PROMPT - Start at the first record below and retype through the last, exactly.

:: EXTRACTED DATA ::

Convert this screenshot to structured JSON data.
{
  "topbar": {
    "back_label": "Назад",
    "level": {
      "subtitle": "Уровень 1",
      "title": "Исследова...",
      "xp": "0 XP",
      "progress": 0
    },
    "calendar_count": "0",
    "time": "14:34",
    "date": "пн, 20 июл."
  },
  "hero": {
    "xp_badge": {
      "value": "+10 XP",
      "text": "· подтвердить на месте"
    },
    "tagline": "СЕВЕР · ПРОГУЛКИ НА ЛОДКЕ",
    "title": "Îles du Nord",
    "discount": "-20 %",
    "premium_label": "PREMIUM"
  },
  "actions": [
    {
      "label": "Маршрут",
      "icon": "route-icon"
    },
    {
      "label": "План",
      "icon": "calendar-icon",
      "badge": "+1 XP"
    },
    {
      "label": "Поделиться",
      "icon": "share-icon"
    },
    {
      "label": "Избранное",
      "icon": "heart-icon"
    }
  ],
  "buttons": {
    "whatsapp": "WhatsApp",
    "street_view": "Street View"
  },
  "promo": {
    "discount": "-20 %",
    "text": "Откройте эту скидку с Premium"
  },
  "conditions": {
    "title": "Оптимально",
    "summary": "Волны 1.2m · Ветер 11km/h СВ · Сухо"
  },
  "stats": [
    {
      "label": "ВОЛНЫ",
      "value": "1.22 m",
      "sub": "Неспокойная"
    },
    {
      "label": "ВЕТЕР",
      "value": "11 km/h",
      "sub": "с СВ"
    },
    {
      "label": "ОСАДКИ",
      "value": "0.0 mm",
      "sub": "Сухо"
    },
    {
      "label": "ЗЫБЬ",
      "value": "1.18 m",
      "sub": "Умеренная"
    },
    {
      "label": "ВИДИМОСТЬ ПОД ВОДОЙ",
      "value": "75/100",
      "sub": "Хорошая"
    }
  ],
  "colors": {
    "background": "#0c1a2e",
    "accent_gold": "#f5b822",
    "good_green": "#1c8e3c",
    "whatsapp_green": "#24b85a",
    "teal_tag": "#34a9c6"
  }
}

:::

REPLY TO THE TASK -
Convert this screenshot to structured JSON data.
{
  "topbar": {
    "back_label": "Назад",
    "level": {
      "subtitle": "Уровень 1",
      "title": "Исследова...",
      "xp": "0 XP",
      "progress": 0
    },
    "calendar_count": "0",
    "time": "14:34",
    "date": "пн, 20 июл."
  },
  "hero": {
    "xp_badge": {
      "value": "+10 XP",
      "text": "· подтвердить на месте"
    },
    "tagline": "СЕВЕР · ПРОГУЛКИ НА ЛОДКЕ",
    "title": "Îles du Nord",
    "discount": "-20 %",
    "premium_label": "PREMIUM"
  },
  "actions": [
    {
      "label": "Маршрут",
      "icon": "route-icon"
    },
    {
      "label": "План",
      "icon": "calendar-icon",
      "badge": "+1 XP"
    },
    {
      "label": "Поделиться",
      "icon": "share-icon"
    },
    {
      "label": "Избранное",
      "icon": "heart-icon"
    }
  ],
  "buttons": {
    "whatsapp": "WhatsApp",
    "street_view": "Street View"
  },
  "promo": {
    "discount": "-20 %",
    "text": "Откройте эту скидку с Premium"
  },
  "conditions": {
    "title": "Оптимально",
    "summary": "Волны 1.2m · Ветер 11km/h СВ · Сухо"
  },
  "stats": [
    {
      "label": "ВОЛНЫ",
      "value": "1.22 m",
      "sub": "Неспокойная"
    },
    {
      "label": "ВЕТЕР",
      "value": "11 km/h",
      "sub": "с СВ"
    },
    {
      "label": "ОСАДКИ",
      "value": "0.0 mm",
      "sub": "Сухо"
    },
    {
      "label": "ЗЫБЬ",
      "value": "1.18 m",
      "sub": "Умеренная"
    },
    {
      "label": "ВИДИМОСТЬ ПОД ВОДОЙ",
      "value": "75/100",
      "sub": "Хорошая"
    }
  ],
  "colors": {
    "background": "#0c1a2e",
    "accent_gold": "#f5b822",
    "good_green": "#1c8e3c",
    "whatsapp_green": "#24b85a",
    "teal_tag": "#34a9c6"
  }
}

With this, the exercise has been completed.